This exercise asks for every record to be output again exactly.

Page and application data records:
----------------------------------------

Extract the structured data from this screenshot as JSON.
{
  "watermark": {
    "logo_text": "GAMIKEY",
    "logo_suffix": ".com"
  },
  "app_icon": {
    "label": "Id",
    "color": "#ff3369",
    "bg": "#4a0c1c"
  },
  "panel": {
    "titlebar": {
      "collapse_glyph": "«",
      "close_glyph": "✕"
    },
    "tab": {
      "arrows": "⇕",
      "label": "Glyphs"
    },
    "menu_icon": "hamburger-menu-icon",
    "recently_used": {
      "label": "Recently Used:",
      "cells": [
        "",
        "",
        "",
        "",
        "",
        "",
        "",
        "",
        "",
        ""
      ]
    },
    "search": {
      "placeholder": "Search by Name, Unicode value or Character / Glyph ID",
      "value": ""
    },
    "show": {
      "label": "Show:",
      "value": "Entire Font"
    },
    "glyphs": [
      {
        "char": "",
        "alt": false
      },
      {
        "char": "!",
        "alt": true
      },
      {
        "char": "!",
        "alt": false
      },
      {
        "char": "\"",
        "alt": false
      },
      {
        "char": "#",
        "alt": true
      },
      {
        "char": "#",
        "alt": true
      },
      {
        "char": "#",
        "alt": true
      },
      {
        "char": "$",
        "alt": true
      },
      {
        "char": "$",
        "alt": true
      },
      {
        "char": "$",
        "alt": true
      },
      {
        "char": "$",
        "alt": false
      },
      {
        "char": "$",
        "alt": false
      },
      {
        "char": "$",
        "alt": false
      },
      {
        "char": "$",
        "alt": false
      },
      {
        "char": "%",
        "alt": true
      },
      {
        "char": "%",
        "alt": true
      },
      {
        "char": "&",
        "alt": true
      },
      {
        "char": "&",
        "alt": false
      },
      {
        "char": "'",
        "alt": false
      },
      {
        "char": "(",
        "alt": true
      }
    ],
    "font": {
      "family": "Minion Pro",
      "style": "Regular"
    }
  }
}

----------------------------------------

Response to the exercise >>
Extract the structured data from this screenshot as JSON.
{
  "watermark": {
    "logo_text": "GAMIKEY",
    "logo_suffix": ".com"
  },
  "app_icon": {
    "label": "Id",
    "color": "#ff3369",
    "bg": "#4a0c1c"
  },
  "panel": {
    "titlebar": {
      "collapse_glyph": "«",
      "close_glyph": "✕"
    },
    "tab": {
      "arrows": "⇕",
      "label": "Glyphs"
    },
    "menu_icon": "hamburger-menu-icon",
    "recently_used": {
      "label": "Recently Used:",
      "cells": [
        "",
        "",
        "",
        "",
        "",
        "",
        "",
        "",
        "",
        ""
      ]
    },
    "search": {
      "placeholder": "Search by Name, Unicode value or Character / Glyph ID",
      "value": ""
    },
    "show": {
      "label": "Show:",
      "value": "Entire Font"
    },
    "glyphs": [
      {
        "char": "",
        "alt": false
      },
      {
        "char": "!",
        "alt": true
      },
      {
        "char": "!",
        "alt": false
      },
      {
        "char": "\"",
        "alt": false
      },
      {
        "char": "#",
        "alt": true
      },
      {
        "char": "#",
        "alt": true
      },
      {
        "char": "#",
        "alt": true
      },
      {
        "char": "$",
        "alt": true
      },
      {
        "char": "$",
        "alt": true
      },
      {
        "char": "$",
        "alt": true
      },
      {
        "char": "$",
        "alt": false
      },
      {
        "char": "$",
        "alt": false
      },
      {
        "char": "$",
        "alt": false
      },
      {
        "char": "$",
        "alt": false
      },
      {
        "char": "%",
        "alt": true
      },
      {
        "char": "%",
        "alt": true
      },
      {
        "char": "&",
        "alt": true
      },
      {
        "char": "&",
        "alt": false
      },
      {
        "char": "'",
        "alt": false
      },
      {
        "char": "(",
        "alt": true
      }
    ],
    "font": {
      "family": "Minion Pro",
      "style": "Regular"
    }
  }
}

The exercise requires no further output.